I've always found it entertaining and somewhat enlightening to question "accepted truths". Oftentimes I've found that these accepted truths become so more out of repetition and indifference rather than any coherent thought process.
For starters, engine covers and "power parking". Engine covers: a piece of sheetmetal used to hide or disguise the engine, generally elaborately made and/or painted and detailed. Power parking: stationing your hot rod in a spot or location, generally near the front or main gate, at an event that's exposed to heavy foot traffic or heavily trafficked by cruising cars.
Really, do hot rods need their engines covered and do the owners really need to "power park"? Clearly there are those who do think they should. So, who am I to tell them that they shouldn't—correct, to each his own. However, we live in a world of unintended consequences and the fact that I have a keyboard at my disposal puts these actions squarely in my sight.
Engine covers while well intentioned, I think?, destroy everything that is the history, lineage, and birthright of any hot rod. A hot rod is by definition (at least mine) a car that has or is currently being modified to enhance its performance. Generally speaking performance begins under the hood and works its way through bigger and better brakes and handling performance. Afterward there is any number of other modifications that are both useful and fun to perform on our projects. But engine covers?!
Really, why would you want to spend a wallet full of money, invest copious amounts of time (and a fair amount of flesh from those freshly crunched knuckles), and self-sacrifice many other things you would like to enjoy so that your hot rod can look and perform at its best only to have admirers be so sorely disappointed when the hood is propped open? (Wow, that's a personal best for one long sentence!) Come on, shouldn't the motor resting between the 'rails and nestled beneath the hood be something you, and the rest of us, look longingly upon and gaze at in amazement?
I remember when the first engine covers arrived. OK, I was fascinated by the metalwork and the novelty. However, it didn't take long, definitely by day's end, that I and the engine cover had run our course. "What was the builder or owner trying to hide?" Was the engine poorly dressed, was it particularly ugly, or maybe it was the parking lot equivalent of the Exxon Valdez? Regardless I have always felt that the engine was and still is the heart and soul of any hot rod. This doesn't mean it has to be an over-the-top V-8 or an anemic four, it just means whatever you have residing under the hood should make you proud. Is it well cleaned and detailed? Is it hopped-up to some degree? Do you show it off with pride? That's a hot rod engine.

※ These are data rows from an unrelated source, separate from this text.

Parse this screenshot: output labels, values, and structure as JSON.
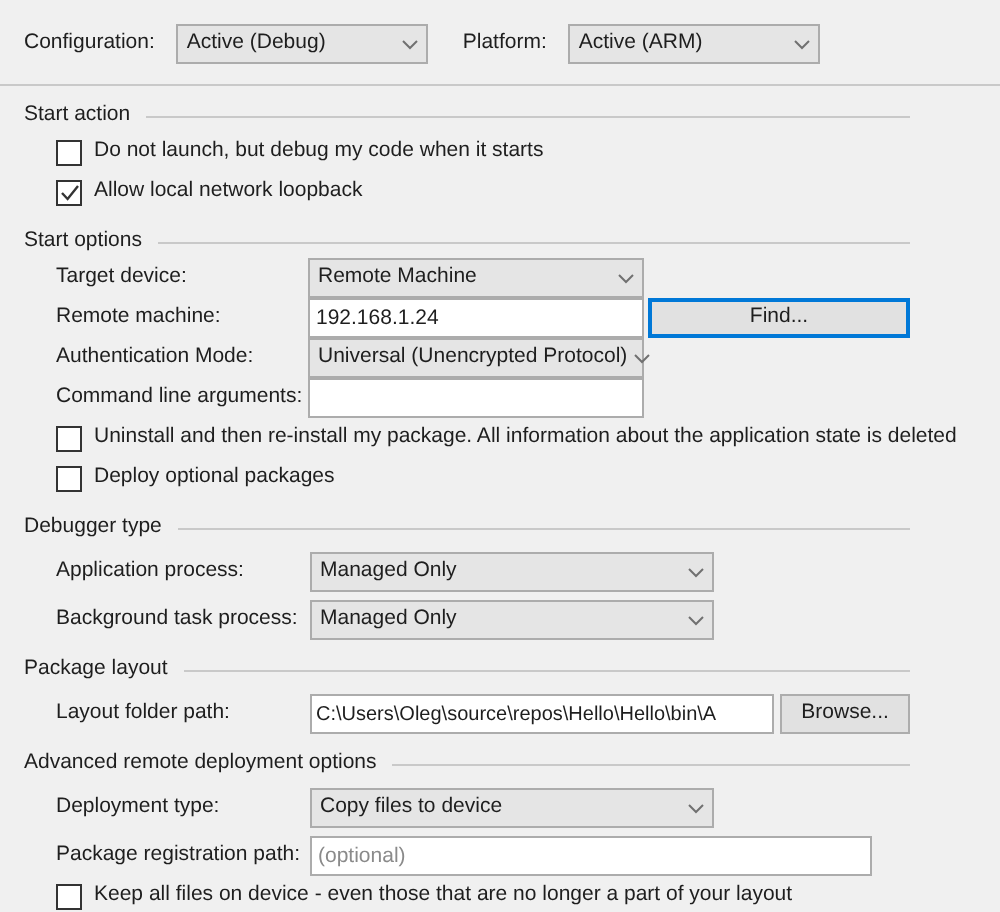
{
  "configuration": {
    "label": "Configuration:",
    "value": "Active (Debug)"
  },
  "platform": {
    "label": "Platform:",
    "value": "Active (ARM)"
  },
  "sections": [
    {
      "title": "Start action",
      "rows": [
        {
          "kind": "checkbox",
          "label": "Do not launch, but debug my code when it starts",
          "checked": false
        },
        {
          "kind": "checkbox",
          "label": "Allow local network loopback",
          "checked": true
        }
      ]
    },
    {
      "title": "Start options",
      "rows": [
        {
          "kind": "select",
          "label": "Target device:",
          "value": "Remote Machine"
        },
        {
          "kind": "text",
          "label": "Remote machine:",
          "value": "192.168.1.24",
          "button": {
            "label": "Find...",
            "focused": true
          }
        },
        {
          "kind": "select",
          "label": "Authentication Mode:",
          "value": "Universal (Unencrypted Protocol)"
        },
        {
          "kind": "text",
          "label": "Command line arguments:"
        },
        {
          "kind": "checkbox",
          "label": "Uninstall and then re-install my package. All information about the application state is deleted",
          "checked": false
        },
        {
          "kind": "checkbox",
          "label": "Deploy optional packages",
          "checked": false
        }
      ]
    },
    {
      "title": "Debugger type",
      "rows": [
        {
          "kind": "select",
          "label": "Application process:",
          "value": "Managed Only"
        },
        {
          "kind": "select",
          "label": "Background task process:",
          "value": "Managed Only"
        }
      ]
    },
    {
      "title": "Package layout",
      "rows": [
        {
          "kind": "text",
          "label": "Layout folder path:",
          "value": "C:\\Users\\Oleg\\source\\repos\\Hello\\Hello\\bin\\A",
          "button": {
            "label": "Browse...",
            "focused": false
          }
        }
      ]
    },
    {
      "title": "Advanced remote deployment options",
      "rows": [
        {
          "kind": "select",
          "label": "Deployment type:",
          "value": "Copy files to device"
        },
        {
          "kind": "text",
          "label": "Package registration path:",
          "placeholder": "(optional)"
        },
        {
          "kind": "checkbox",
          "label": "Keep all files on device - even those that are no longer a part of your layout",
          "checked": false
        }
      ]
    }
  ]
}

Lose the engine cover and spend more time detailing the four, inline-six, or bent eight into something all of us can admire and be proud of. Our hobby is steeped in the tradition of performance—and it all started under the hood for all to see!
OK, onto my next pet peeve, the power parker and the act of power parking. What is humorous about power parking is the lack of power that it requires from your hot rod to "power park". In fact, it takes little, if any, energy other than to get out of bed at an unlikable hour. This gives the professional power parker the time necessary to make sure he is the first to rush the gates and plant his flag (nowadays recycled revival tents) to make sure he and his buddies can gulp down their beverage of choice, suck down a double-double, cheese dripping, artery clogging, 30 percent fat burger three times a day for two days, all the while belching in unison as they watch the passing parade. Even I know when too much is too much! (Most of the time.)
It's been my experience that the cars typically anchored in the power parking sites, while nice cars, aren't necessarily the most interesting. To find the truly interesting cars and their owners one needs to scour the grounds.
I've often been asked, "How do you go about selecting cars for the Top 100 award?" Good question. And I tell everyone who asks this question the same answer. "I start at the fence farthest from the main entrance and work my way back." If history is any indicator, by the time I make my way to the midpoint off the grounds I've usually fulfilled my 10 picks."
This isn't to say there aren't worthy cars parked just inside the front gate because there are. I have 10 picks and they go quickly. I have found that those rodders who step away from the "maddening crowd" to be worthy individuals as are their cars. I have also found these individuals have, as a general statement, been involved in the hobby the longest and have the greatest of "back stories". Good, bad, or indifferent it's been my formula for many years and, as the saying goes, "If it works, don't fix it." (That reminds me of another of my favorite hot rod sayings and the credit for it goes to the senior rodder on staff Ron Ceridono: "A true hot rodder can tune anything until it doesn't run." I've always enjoyed that saying.)
OK, now it's your turn. All of you who are fans of the engine cover and power parking let me know. Give it your best shot, I can take it, as I am protected by a wall of doughnuts.